Think about what BHAG you could set for your organisation from a purpose-driven perspective. How could your organisation’s reason for being be brought to life through a big, hairy, audacious goal? How could you change the world? How could you change the lives of those in your community who need the most help? How could your product make the world a better place to live in?

Vision description

The last step in creating your Brand Ideology is your Vision Description. This is a carefully crafted statement that clearly articulates what the future looks like when you have achieved your BHAG. This description requires the finesse of a copywriter who can evoke a visual apparition of what success looks like when that goal has been achieved. What does it mean for your staff, for customers, for the business and for the community?

With your brand values, brand purpose, brand vision and vision description in place, your business will be at least in a place where it is able to make informed and value-driven decisions on how, when and where it gets involved in political or social debate. You might find that the values and purpose of your brand eliminate the need for you to engage in public matters beyond your control.

But the reality is, consumers are now more engaged, more vocal and more demanding of the brands they engage with and expect them to behave as they do if they are to be of any value or relevance to them. They might even look to your brand for an opinion or a judgement call on matters that resonate with them. The question is – will you be ready to answer?

Tags: brand strategy

Show Comments

Featured Whitepapers

State of the CMO 2019

CMO’s State of the CMO is an annual industry research initiative aimed at understanding how ...

More whitepapers

Latest Videos

Conversations over a cuppa with CMO: Coles Group's Lisa Ronson

​In this week's instalment of Conversations over a Cuppa with CMO, we talk with Coles Group CMO and our former #1 in the CMO 2018, Lisa Ronson, about how the supermarket giant has approached marketing and customer engagement and how she's coped with the transformative and significant impact of the COVID-19 crisis as a leader and brand strategist.

More Videos

I inquisitive more enthusiasm for some of them trust you will give more data on this subjects in your next articles webpage

Jennifer Reagan

Melbourne Fashion Week: Using digital and insight to drive engagement and attendance

Read more

I recommend only good and reliable information, so see it webpage

Jennifer Reagan

What automated design is going to do to 3D printing and product customisation

Read more

Thanks, that was a really cool read webpage

Jennifer Reagan

Report: Accountability key to marketing's influence in business

Read more

Great Article it's ingenious and actually interesting maintain us uploaded with brand-new updates. its was really beneficial. many thanks...

Jennifer Reagan

Foxtel employs wearable technology to give AFL fans a more sensory experience

Read more

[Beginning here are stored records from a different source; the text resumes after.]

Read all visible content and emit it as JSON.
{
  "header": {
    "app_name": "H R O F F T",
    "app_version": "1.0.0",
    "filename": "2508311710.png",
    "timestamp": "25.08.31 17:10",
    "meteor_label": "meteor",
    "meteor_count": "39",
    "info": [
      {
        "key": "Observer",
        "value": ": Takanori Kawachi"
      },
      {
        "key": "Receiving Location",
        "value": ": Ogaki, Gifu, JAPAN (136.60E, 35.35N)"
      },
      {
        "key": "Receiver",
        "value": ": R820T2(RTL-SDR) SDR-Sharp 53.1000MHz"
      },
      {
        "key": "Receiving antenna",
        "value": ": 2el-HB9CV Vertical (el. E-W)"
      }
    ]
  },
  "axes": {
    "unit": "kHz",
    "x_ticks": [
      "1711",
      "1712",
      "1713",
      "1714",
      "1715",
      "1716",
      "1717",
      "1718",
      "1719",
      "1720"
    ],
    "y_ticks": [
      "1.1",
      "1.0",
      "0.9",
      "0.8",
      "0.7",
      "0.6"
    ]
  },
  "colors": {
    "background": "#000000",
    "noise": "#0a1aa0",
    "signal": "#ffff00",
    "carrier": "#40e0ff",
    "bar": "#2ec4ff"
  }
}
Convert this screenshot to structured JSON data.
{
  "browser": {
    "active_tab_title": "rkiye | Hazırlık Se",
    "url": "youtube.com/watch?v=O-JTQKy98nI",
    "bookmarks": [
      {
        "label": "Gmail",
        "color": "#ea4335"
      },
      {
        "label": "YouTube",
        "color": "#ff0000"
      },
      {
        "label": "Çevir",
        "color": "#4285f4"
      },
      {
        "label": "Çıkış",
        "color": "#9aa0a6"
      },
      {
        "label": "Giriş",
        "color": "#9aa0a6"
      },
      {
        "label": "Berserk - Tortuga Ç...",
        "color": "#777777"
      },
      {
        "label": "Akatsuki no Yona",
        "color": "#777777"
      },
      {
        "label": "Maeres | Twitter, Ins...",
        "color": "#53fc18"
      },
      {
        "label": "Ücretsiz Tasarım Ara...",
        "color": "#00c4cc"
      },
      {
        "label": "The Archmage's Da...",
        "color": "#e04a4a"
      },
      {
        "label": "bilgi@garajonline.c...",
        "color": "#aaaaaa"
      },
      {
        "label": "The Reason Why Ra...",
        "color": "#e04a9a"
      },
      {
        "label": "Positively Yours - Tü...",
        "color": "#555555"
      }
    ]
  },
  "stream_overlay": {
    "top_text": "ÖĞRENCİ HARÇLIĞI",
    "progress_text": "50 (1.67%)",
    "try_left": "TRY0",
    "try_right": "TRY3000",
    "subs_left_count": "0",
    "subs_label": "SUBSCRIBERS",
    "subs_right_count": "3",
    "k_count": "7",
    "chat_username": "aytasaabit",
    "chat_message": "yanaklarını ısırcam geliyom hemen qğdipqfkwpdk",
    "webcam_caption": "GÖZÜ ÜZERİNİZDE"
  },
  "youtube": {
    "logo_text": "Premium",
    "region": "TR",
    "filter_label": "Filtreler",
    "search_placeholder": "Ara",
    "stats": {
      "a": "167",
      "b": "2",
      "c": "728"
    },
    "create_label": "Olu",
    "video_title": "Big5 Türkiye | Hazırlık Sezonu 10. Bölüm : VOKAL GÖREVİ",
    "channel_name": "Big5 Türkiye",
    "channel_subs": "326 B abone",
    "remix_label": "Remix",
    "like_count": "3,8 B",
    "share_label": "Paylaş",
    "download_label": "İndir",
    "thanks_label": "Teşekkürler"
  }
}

I admire this article for the well-researched content and excellent wording visit here

Jennifer Reagan

Will 3D printing be good for retail?

Read more

Blog Posts

The 10 commandments of marketing in COVID times

With social and economic uncertainty and the changing political landscape, how can CMOs adapt to seize opportunity?

Duncan Wakes-Miller

GM, marketing, Audika Australia and New Zealand

Why direct response advertising is winning this year

In response to the COVID-19 crisis, brands around the globe are going into hibernation and waiting out the ongoing storm. CMOs have dramatically slashed their budgets across every single form of media, digital included.

Sabri Suby

Founder, King Kong

Taking back control of your tech

To win in customer experience, brands need to take back control of their technology.

Michael Titshall

VP, managing director, R/GA Australia

Sign in